A public forum was held this week on the issue of a new football stadium -- considered urgent by the current mayor of Memphis, to judge by remarks His Honor made on New Year's Day and subsequently -- and, lo and behold, Mayor Herenton was a no-show. Both he and his chief finance officer, Robert Lipscomb, were actually listed on the program as panelists. And, though the event was held in the cavernous Rose Theater at the University of Memphis, other significant non-attendees were university president Shirley Raines and U of M athletic director R.C. Johnson.
A pity, since the event, sponsored by the university's Sport and Leisure Commerce program and by the student chapter of the Sport Marketing Association, boasted some illustrious participants.

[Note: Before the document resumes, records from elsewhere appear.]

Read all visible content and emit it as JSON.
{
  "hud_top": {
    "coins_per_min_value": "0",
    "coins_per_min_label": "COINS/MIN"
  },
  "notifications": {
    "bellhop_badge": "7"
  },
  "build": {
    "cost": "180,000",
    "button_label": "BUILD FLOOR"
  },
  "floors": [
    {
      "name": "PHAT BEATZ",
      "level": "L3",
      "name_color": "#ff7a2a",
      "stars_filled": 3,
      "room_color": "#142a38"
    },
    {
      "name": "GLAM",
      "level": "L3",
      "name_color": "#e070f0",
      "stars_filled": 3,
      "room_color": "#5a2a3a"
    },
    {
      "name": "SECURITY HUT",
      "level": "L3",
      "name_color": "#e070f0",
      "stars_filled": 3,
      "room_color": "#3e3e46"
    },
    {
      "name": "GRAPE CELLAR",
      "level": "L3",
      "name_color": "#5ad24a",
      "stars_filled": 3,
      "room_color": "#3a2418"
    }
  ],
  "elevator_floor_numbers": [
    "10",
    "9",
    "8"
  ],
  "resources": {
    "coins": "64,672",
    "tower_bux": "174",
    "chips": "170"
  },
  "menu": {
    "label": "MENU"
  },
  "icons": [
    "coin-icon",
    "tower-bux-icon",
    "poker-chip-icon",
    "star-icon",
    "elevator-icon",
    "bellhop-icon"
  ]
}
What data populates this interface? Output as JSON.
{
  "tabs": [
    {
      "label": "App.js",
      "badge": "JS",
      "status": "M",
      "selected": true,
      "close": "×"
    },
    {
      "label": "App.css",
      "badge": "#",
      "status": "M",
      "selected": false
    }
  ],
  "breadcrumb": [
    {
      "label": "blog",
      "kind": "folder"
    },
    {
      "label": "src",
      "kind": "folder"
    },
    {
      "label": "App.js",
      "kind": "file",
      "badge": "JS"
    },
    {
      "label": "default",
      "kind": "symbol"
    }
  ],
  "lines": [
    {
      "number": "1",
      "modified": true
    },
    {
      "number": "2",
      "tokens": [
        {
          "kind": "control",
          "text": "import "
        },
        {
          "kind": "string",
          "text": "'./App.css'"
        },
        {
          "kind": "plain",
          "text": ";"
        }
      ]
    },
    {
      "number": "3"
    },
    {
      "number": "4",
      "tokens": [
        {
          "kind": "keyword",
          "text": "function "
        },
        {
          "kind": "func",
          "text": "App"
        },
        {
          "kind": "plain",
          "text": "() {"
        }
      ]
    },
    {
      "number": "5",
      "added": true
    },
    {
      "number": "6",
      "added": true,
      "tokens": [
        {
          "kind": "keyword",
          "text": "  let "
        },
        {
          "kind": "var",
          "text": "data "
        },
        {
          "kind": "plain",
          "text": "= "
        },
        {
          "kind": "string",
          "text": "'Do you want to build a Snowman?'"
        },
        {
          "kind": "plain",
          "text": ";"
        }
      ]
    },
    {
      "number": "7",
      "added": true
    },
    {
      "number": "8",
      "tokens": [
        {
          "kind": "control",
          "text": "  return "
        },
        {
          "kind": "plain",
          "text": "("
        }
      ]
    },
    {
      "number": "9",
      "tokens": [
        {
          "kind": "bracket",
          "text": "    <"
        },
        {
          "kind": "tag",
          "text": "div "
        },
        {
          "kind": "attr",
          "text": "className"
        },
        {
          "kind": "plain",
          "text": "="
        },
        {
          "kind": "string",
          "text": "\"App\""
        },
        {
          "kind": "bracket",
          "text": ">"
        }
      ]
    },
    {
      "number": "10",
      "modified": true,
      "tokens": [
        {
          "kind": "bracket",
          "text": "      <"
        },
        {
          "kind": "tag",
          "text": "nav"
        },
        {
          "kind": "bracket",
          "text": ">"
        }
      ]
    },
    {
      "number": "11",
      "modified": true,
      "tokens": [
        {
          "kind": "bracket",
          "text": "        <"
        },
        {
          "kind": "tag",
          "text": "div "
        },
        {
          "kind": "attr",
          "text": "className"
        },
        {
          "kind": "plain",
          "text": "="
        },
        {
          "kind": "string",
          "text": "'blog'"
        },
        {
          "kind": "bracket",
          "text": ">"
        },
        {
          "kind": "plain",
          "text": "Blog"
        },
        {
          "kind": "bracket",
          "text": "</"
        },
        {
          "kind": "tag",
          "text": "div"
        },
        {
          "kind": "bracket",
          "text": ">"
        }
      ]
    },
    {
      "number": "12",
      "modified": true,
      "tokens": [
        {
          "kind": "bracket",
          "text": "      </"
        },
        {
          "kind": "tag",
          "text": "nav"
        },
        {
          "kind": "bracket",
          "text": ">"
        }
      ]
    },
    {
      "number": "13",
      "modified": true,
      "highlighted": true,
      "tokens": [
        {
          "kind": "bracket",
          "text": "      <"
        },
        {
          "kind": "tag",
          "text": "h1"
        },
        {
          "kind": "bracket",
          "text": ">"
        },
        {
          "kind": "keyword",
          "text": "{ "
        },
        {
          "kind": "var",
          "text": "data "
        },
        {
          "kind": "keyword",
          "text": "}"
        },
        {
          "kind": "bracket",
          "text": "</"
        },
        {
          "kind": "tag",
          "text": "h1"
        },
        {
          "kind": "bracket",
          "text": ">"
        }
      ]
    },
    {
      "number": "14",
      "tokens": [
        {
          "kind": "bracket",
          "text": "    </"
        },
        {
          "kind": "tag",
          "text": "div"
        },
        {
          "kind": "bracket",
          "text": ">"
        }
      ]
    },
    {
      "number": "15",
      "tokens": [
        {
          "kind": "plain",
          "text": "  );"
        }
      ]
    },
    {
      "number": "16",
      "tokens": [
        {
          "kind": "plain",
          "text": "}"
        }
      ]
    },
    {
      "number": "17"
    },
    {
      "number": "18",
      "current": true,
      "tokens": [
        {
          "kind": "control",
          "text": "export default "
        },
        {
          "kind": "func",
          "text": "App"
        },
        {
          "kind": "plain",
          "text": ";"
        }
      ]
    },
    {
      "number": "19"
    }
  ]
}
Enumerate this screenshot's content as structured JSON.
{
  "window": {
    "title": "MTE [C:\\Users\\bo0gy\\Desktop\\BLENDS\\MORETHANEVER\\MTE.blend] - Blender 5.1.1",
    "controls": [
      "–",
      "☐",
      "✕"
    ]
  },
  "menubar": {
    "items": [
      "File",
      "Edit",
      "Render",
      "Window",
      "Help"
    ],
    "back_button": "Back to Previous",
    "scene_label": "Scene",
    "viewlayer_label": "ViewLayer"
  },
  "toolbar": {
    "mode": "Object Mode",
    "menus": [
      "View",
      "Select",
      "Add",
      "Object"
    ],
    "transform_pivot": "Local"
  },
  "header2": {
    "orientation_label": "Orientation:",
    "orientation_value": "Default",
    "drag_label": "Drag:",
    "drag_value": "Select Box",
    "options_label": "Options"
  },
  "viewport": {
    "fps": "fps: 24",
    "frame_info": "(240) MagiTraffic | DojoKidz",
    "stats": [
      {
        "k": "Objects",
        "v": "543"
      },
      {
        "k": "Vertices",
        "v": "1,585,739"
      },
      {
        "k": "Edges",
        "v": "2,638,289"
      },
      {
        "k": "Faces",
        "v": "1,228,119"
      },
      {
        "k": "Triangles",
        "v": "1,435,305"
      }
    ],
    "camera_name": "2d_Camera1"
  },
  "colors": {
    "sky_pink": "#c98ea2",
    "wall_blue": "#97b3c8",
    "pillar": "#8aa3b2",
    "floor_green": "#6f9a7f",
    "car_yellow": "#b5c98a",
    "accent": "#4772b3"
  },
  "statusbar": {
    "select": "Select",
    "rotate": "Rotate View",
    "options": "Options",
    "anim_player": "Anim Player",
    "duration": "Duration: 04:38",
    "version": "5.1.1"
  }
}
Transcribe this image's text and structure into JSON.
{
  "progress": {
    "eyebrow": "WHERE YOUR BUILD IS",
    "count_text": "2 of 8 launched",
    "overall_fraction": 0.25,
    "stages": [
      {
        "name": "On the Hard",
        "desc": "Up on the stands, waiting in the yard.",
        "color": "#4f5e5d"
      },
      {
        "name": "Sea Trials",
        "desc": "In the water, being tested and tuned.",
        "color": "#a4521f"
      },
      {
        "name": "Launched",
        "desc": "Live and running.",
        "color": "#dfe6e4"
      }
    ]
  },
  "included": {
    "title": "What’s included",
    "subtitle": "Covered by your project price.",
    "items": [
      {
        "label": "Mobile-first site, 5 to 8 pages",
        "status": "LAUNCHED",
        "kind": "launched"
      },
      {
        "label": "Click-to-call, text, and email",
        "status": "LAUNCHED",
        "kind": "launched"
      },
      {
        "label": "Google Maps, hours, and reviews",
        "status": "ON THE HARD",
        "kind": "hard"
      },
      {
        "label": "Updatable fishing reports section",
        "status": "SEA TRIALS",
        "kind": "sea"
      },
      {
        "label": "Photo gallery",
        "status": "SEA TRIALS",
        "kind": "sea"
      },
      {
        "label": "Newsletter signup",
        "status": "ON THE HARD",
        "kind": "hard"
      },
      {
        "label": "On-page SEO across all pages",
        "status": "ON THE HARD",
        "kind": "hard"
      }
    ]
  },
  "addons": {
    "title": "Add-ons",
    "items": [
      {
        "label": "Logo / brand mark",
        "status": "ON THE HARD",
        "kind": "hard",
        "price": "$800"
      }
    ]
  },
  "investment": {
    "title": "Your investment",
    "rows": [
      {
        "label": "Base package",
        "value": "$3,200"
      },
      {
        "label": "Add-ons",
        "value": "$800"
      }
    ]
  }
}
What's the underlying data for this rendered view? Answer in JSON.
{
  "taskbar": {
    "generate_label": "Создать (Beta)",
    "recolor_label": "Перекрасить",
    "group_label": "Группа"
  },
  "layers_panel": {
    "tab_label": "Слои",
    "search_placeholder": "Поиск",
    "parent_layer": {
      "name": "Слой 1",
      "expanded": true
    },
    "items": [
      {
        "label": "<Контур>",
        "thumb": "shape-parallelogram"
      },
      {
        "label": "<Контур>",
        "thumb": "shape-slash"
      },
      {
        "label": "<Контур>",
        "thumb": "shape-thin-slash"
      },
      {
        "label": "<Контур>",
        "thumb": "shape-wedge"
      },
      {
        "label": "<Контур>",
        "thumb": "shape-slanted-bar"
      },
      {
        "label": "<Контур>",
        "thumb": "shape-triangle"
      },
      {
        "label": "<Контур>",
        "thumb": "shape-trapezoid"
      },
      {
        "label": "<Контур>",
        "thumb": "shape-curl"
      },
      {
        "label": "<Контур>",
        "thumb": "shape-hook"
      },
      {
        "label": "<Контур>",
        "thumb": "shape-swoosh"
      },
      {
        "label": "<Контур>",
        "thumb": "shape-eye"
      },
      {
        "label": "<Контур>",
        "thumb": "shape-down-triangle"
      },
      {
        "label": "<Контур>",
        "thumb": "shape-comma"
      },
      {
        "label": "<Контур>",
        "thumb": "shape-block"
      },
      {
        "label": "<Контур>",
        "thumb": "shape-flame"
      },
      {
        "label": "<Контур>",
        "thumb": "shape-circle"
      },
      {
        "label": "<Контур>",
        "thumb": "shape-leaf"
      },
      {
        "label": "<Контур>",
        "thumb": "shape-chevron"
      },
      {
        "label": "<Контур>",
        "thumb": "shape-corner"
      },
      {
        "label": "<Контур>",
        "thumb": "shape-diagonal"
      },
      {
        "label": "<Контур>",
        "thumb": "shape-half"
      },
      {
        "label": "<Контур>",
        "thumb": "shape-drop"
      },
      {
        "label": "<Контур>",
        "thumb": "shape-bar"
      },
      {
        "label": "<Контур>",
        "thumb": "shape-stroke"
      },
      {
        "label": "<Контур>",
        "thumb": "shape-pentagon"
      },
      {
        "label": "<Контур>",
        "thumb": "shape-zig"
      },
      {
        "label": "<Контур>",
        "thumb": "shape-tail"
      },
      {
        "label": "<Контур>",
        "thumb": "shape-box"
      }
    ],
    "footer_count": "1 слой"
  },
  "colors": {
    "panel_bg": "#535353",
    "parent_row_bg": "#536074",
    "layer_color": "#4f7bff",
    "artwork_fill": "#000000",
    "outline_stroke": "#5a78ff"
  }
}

Those included City Council member (and mayoral candidate) Carol Chumney; Bank of Bartlett president Harold Byrd, a well-known university booster; Liberty Bowl executive director Steve Ehrhardt; Professor Charles Santo of the University of Memphis; and Professor Dan Rascher of the University of San Francisco. The latter two panelists provided in-depth analysis of the economic factors involved in construction of a new stadium.
It was no surprise that Byrd, chief backer of an on-campus facility, made a vigorous case for building at the university. What was surprising was the extent to which the two academicians, Rascher in particular, argued that more direct and indirect benefits to the community were to be had from an on-campus stadium, and at far lower cost. For his part, Ehrhardt pronounced himself perfectly amenable to the concept, so long as the requisite number of seats (60,000, in his estimation) were made available in order to keep the annual Liberty Bowl from retrogressing.
All participants tended to agree that a stadium at the Fairgrounds -- the solution envisioned by Herenton -- would require an additional and perhaps prohibitively costly investment in surrounding infrastructure to be viable.
Meanwhle, the projected facts and figures relating to that Fairgrounds proposal are yet to be laid on the table, and, for reasons we find unfathomable, Raines and Johnson decline to comment on either the Fairgrounds concept or the idea of a campus facility until and when such revelations are at hand. We advise them not to hold their breath.
Merely exhale and look again, closely, at the more viable proposal at hand -- literally right under their noses.
"With its radical concept of preventive war, the Bush administration is about to let a potentially dangerous genie out of the bottle."
That's what we said editorially four years ago, as the Bush administration led us, willing or not, into Iraq. In that first Flyer editorial on the war at hand (after issuing innumerable warnings beforehand), we suggested not only that catastrophe was being invited but that truth itself would be at serious risk. Both forebodings were, we regret to say, on point.
We have embroidered on those initial concerns extensively since then and invite interested readers to use the search engine at memphisflyer.com to check up on our percipience over the years. The bottom line is that the genie is still out of the bottle and growing more unfriendly and menacing every day. We don't mind saying that we -- and many, many others -- told them so on the front end.
And now most of you, if the opinion polls are to be believed, are trying to tell the president the same thing. Now as then, it's falling on deaf ears.